▸ Task objective
Type out the full set of entries again, unchanged.

▸ Data shown
┌────────

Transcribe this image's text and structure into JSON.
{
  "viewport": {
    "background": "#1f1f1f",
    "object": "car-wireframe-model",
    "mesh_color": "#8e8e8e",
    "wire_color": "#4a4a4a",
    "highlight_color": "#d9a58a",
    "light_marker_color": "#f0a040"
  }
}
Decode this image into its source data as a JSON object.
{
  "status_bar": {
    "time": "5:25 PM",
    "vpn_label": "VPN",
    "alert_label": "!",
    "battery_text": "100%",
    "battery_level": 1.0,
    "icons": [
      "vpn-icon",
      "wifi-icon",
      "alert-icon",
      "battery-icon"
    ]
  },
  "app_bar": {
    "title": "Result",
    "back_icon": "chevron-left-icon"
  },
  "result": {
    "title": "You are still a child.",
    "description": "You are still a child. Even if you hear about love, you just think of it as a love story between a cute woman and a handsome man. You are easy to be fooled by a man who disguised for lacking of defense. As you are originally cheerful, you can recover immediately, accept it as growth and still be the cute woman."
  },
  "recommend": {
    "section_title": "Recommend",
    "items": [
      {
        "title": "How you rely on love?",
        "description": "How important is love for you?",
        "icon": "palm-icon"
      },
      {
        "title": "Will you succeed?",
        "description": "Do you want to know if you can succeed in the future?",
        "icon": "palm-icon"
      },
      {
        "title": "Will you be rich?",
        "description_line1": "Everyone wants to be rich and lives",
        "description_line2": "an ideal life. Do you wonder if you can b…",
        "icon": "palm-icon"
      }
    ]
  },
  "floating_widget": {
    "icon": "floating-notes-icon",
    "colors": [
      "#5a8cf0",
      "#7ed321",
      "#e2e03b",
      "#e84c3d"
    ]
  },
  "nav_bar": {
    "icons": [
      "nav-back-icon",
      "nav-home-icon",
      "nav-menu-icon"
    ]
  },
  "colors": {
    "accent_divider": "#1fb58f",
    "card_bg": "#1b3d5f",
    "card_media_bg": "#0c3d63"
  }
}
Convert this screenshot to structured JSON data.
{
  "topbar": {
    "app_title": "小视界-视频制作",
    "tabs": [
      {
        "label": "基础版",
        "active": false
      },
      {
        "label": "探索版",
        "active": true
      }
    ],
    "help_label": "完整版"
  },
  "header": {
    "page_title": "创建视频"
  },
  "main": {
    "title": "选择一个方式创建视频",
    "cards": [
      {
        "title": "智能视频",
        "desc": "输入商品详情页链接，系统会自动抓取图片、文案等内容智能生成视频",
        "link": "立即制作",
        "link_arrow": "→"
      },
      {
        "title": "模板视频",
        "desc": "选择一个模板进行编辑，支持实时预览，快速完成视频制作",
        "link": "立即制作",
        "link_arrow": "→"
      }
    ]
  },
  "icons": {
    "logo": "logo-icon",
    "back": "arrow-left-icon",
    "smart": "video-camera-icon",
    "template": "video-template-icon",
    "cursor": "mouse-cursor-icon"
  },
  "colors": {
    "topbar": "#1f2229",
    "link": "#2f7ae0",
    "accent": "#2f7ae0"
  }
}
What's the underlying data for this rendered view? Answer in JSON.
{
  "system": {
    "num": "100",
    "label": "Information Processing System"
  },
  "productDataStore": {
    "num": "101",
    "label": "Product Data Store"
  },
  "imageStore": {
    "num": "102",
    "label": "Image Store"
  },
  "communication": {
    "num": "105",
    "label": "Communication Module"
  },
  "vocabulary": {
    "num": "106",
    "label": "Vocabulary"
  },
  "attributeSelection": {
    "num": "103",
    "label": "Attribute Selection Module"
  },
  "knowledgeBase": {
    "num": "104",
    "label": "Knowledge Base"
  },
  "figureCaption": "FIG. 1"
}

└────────

▸ Task result
Transcribe this image's text and structure into JSON.
{
  "viewport": {
    "background": "#1f1f1f",
    "object": "car-wireframe-model",
    "mesh_color": "#8e8e8e",
    "wire_color": "#4a4a4a",
    "highlight_color": "#d9a58a",
    "light_marker_color": "#f0a040"
  }
}
Decode this image into its source data as a JSON object.
{
  "status_bar": {
    "time": "5:25 PM",
    "vpn_label": "VPN",
    "alert_label": "!",
    "battery_text": "100%",
    "battery_level": 1.0,
    "icons": [
      "vpn-icon",
      "wifi-icon",
      "alert-icon",
      "battery-icon"
    ]
  },
  "app_bar": {
    "title": "Result",
    "back_icon": "chevron-left-icon"
  },
  "result": {
    "title": "You are still a child.",
    "description": "You are still a child. Even if you hear about love, you just think of it as a love story between a cute woman and a handsome man. You are easy to be fooled by a man who disguised for lacking of defense. As you are originally cheerful, you can recover immediately, accept it as growth and still be the cute woman."
  },
  "recommend": {
    "section_title": "Recommend",
    "items": [
      {
        "title": "How you rely on love?",
        "description": "How important is love for you?",
        "icon": "palm-icon"
      },
      {
        "title": "Will you succeed?",
        "description": "Do you want to know if you can succeed in the future?",
        "icon": "palm-icon"
      },
      {
        "title": "Will you be rich?",
        "description_line1": "Everyone wants to be rich and lives",
        "description_line2": "an ideal life. Do you wonder if you can b…",
        "icon": "palm-icon"
      }
    ]
  },
  "floating_widget": {
    "icon": "floating-notes-icon",
    "colors": [
      "#5a8cf0",
      "#7ed321",
      "#e2e03b",
      "#e84c3d"
    ]
  },
  "nav_bar": {
    "icons": [
      "nav-back-icon",
      "nav-home-icon",
      "nav-menu-icon"
    ]
  },
  "colors": {
    "accent_divider": "#1fb58f",
    "card_bg": "#1b3d5f",
    "card_media_bg": "#0c3d63"
  }
}
Convert this screenshot to structured JSON data.
{
  "topbar": {
    "app_title": "小视界-视频制作",
    "tabs": [
      {
        "label": "基础版",
        "active": false
      },
      {
        "label": "探索版",
        "active": true
      }
    ],
    "help_label": "完整版"
  },
  "header": {
    "page_title": "创建视频"
  },
  "main": {
    "title": "选择一个方式创建视频",
    "cards": [
      {
        "title": "智能视频",
        "desc": "输入商品详情页链接，系统会自动抓取图片、文案等内容智能生成视频",
        "link": "立即制作",
        "link_arrow": "→"
      },
      {
        "title": "模板视频",
        "desc": "选择一个模板进行编辑，支持实时预览，快速完成视频制作",
        "link": "立即制作",
        "link_arrow": "→"
      }
    ]
  },
  "icons": {
    "logo": "logo-icon",
    "back": "arrow-left-icon",
    "smart": "video-camera-icon",
    "template": "video-template-icon",
    "cursor": "mouse-cursor-icon"
  },
  "colors": {
    "topbar": "#1f2229",
    "link": "#2f7ae0",
    "accent": "#2f7ae0"
  }
}
What's the underlying data for this rendered view? Answer in JSON.
{
  "system": {
    "num": "100",
    "label": "Information Processing System"
  },
  "productDataStore": {
    "num": "101",
    "label": "Product Data Store"
  },
  "imageStore": {
    "num": "102",
    "label": "Image Store"
  },
  "communication": {
    "num": "105",
    "label": "Communication Module"
  },
  "vocabulary": {
    "num": "106",
    "label": "Vocabulary"
  },
  "attributeSelection": {
    "num": "103",
    "label": "Attribute Selection Module"
  },
  "knowledgeBase": {
    "num": "104",
    "label": "Knowledge Base"
  },
  "figureCaption": "FIG. 1"
}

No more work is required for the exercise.